GIVEN RECORDS:
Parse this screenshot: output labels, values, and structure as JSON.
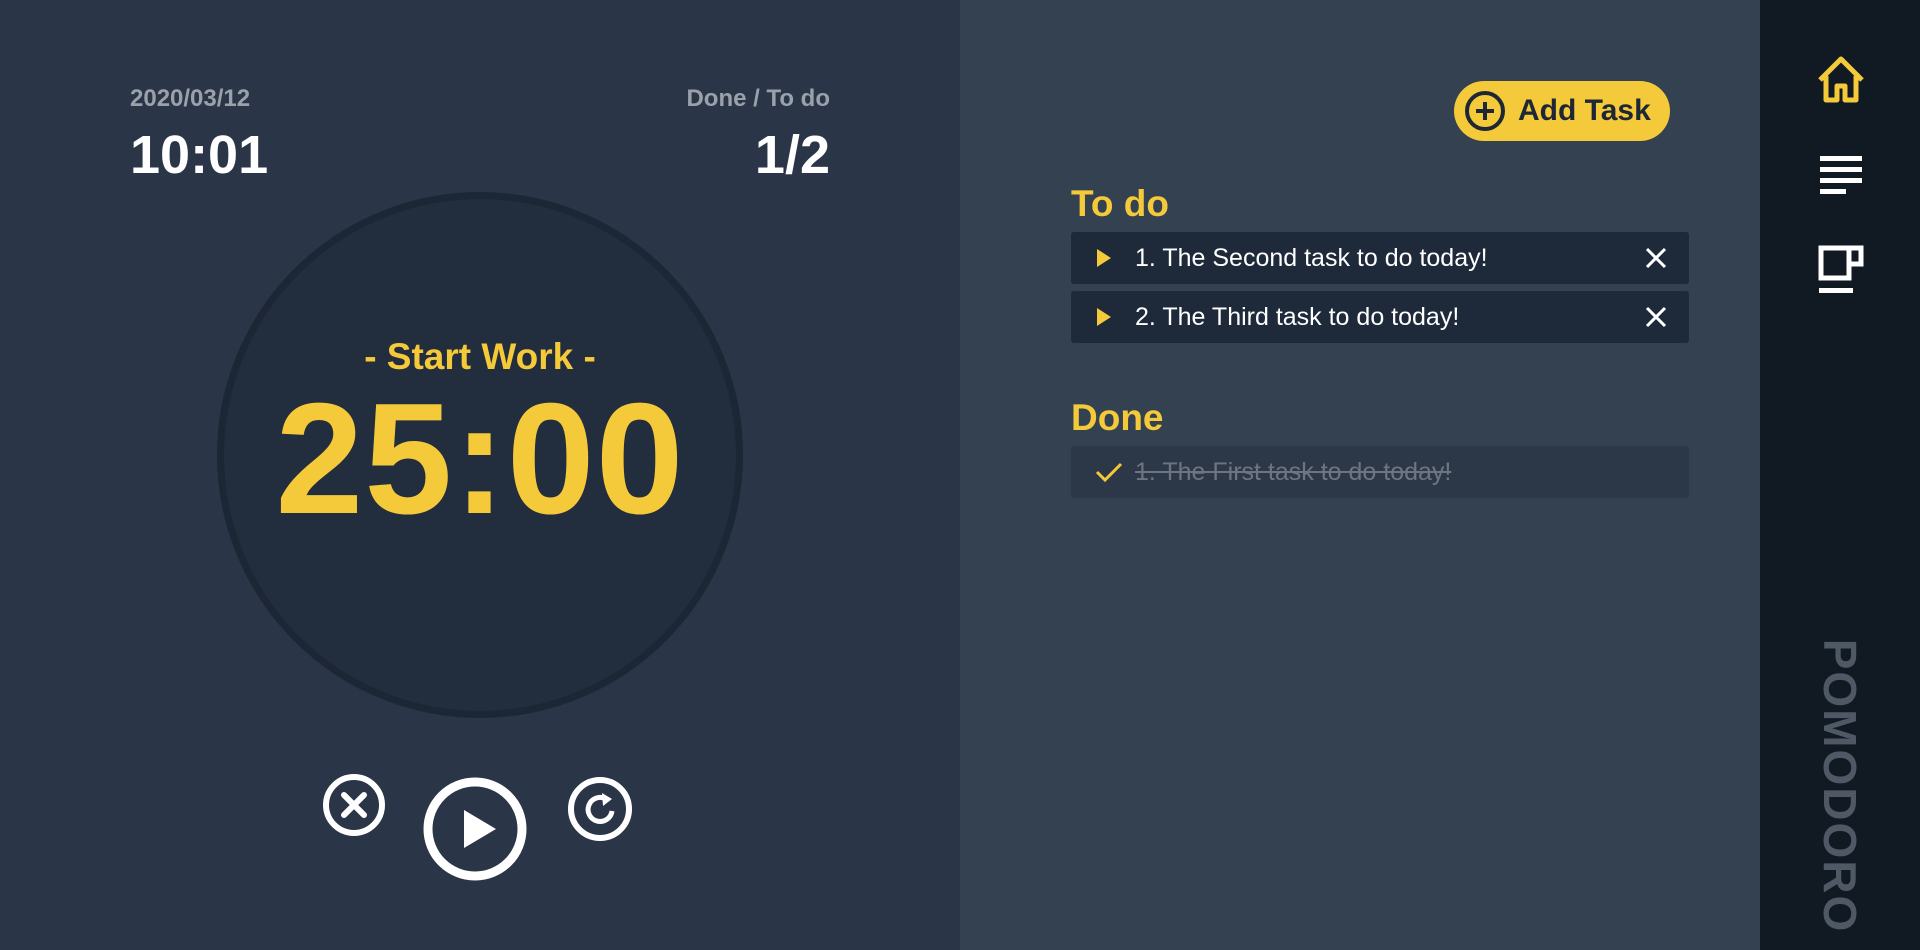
{
  "clock": {
    "date": "2020/03/12",
    "time": "10:01"
  },
  "progress": {
    "label": "Done / To do",
    "count": "1/2"
  },
  "timer": {
    "mode": "- Start Work -",
    "countdown": "25:00"
  },
  "controls": {
    "cancel_icon": "close-circle-icon",
    "play_icon": "play-circle-icon",
    "reset_icon": "refresh-circle-icon"
  },
  "tasks": {
    "add_label": "Add Task",
    "todo_title": "To do",
    "done_title": "Done",
    "todo": [
      {
        "text": "1. The Second task to do today!"
      },
      {
        "text": "2. The Third task to do today!"
      }
    ],
    "done": [
      {
        "text": "1. The First task to do today!"
      }
    ]
  },
  "sidebar": {
    "items": [
      {
        "icon": "home-icon",
        "active": true
      },
      {
        "icon": "list-icon",
        "active": false
      },
      {
        "icon": "coffee-icon",
        "active": false
      }
    ],
    "brand": "POMODORO"
  },
  "colors": {
    "accent": "#f4c93a",
    "timer_bg": "#2a3647",
    "task_bg": "#344150",
    "sidebar_bg": "#111922"
  }
}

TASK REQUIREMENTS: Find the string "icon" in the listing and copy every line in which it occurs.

RESULT:
    "cancel_icon": "close-circle-icon",
    "play_icon": "play-circle-icon",
    "reset_icon": "refresh-circle-icon"
        "icon": "home-icon",
        "icon": "list-icon",
        "icon": "coffee-icon",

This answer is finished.